Tina: A bit. I mean, it was hard to talk about because the person I was with was just so charming and, you know, we had this ‘picture perfect’ relationship and no one could ever see what was happening or even think that a gay couple could have any sort of relationship that was anything but bliss. Gay men go through it as well and that can be very intense. I think it’s definitely more under the radar than in heterosexual domestic violence.
Rebecca: Right now, If you could wave a magic wand, how would you recreate our cultural ideas about sex?
Tina: I think a lot of it has to start with women. We need to show women that sex is not all one-sided. It’s not something that is purely done for a man, and I think I see too many young girls trying to please their boyfriends or trying to figure out how to keep a boyfriend. I think that just jumping into sex for that benefit isn’t going to work and I don’t think that’s a good way at all for our society to be going. And I think we need to tell people, young people, that sex can be great, it can be pleasurable, but there is a way to go about it. So many people don’t know how to communicate what they want. So many things are lost in translation.

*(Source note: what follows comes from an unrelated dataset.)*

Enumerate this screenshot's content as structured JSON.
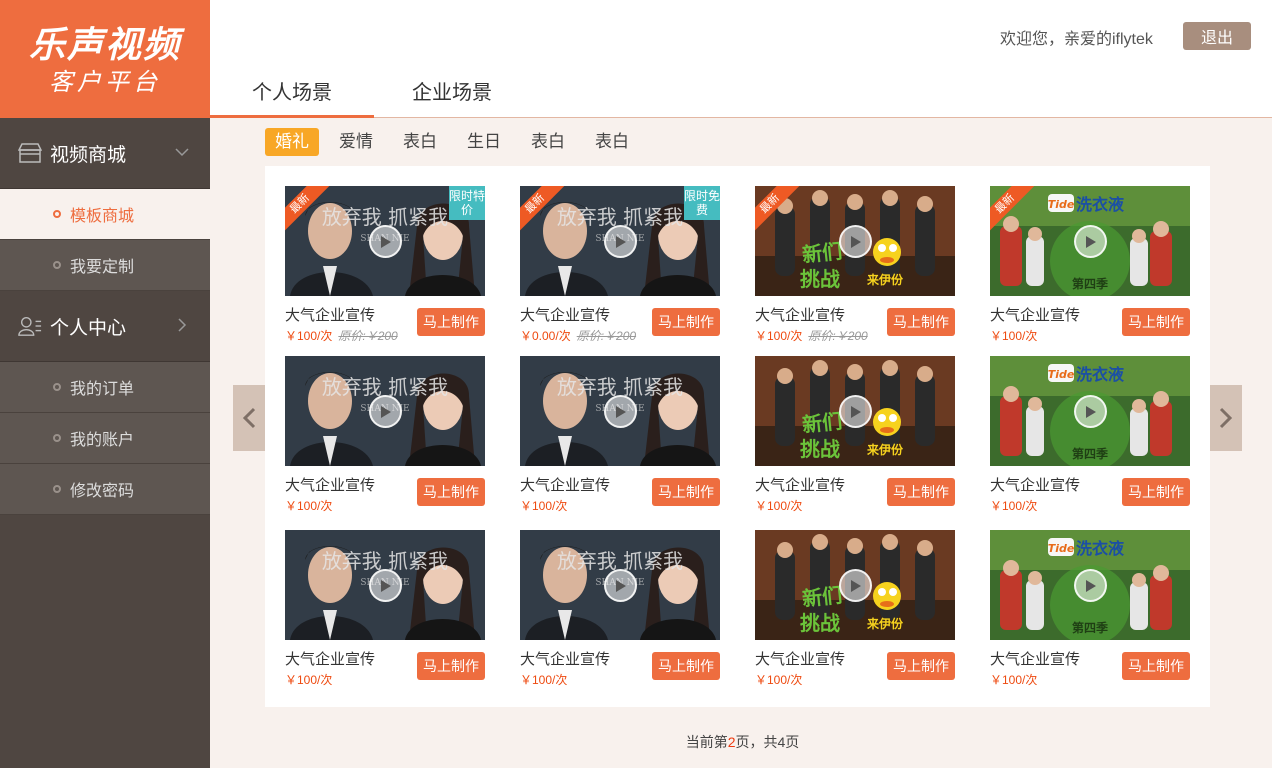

So many couples don’t even talk about sex or what they want in the bedroom. What are we afraid of? Why are you so afraid to voice your opinion and thoughts? People really need to open that line of communication up. So many people don’t. And I don’t think it’s just necessarily heterosexuals who don’t. There are a lot of homosexuals that don’t talk about sex. Gay sex is a big thing!
One of the reasons I stayed in my first relationship so long . . . I just thought, well, maybe this is what love is. I kind of love her and she took my virginity and is this what it is? I don’t know what my friends are doing and I just know what’s happening here. And we don’t talk about it. And I carried that into my next relationship. I didn’t worry about my own pleasure or what I wanted because I was so afraid or just conditioned to think that I didn’t deserve pleasure from sex. I didn’t get it because everything was so forceful and not pleasurable for me. I was like NO . . . that is not what sex is.
I really wish I could sit down with a group of young boys and be like ‘EVERYTHING YOU’RE WATCHING on Pornhub right now is a lie.’ That’s not really how women are, that’s not really how the world is, that’s not really how sex is. These are actors, these are people who are paid to do these things, and about 95% of the women who are acting here are not really enjoying anything that’s happening for them, it’s just for a paycheck.
No one’s asshole looks like that. No one wants two dicks in there. They need to have a better idea of how to approach women, how to approach sex from a healthier standpoint. You should have a loving relationship, someone should want to please you on so many different levels — and that’s why I think it’s important to talk about it.
Rebecca: Yeah, today it is seems almost to be the norm to separate sex from emotions . . . I think it’s super-dangerous.
Tina: I think it’s funny that people are so shocked to hear that I still have traditional values in many ways. Like, I still want to be married and I believe in not giving myself casually; I want to be in a relationship . . . You can be in a very committed, loving relationship and still be very erotic and kinky.
Rebecca: Exactly. So what formats/mediums is your work available in if someone was, like, I need to have this piece right now?
Tina: Well, right now I do a lot of prints and stuff like that. Valley Cruz Press . . . made a fantastic booklet of all my work . . . they’re thinking of doing a reprint. I do prints and work through the Cotton Candy Machine, a really cool gallery run by Tara McPherson. And hopefully in the future . . . there has been some cool talk between me and Mishka, which is a cool streetwear brand, so hopefully sometime in the future some people can get my stuff as apparel. That would be great.
This interview originally appeared in the debut issue of Sensheant, a new magazine devoted to “inspiring and supporting sexual fulfillment, empowerment, and wellness in the lives of women around the world.”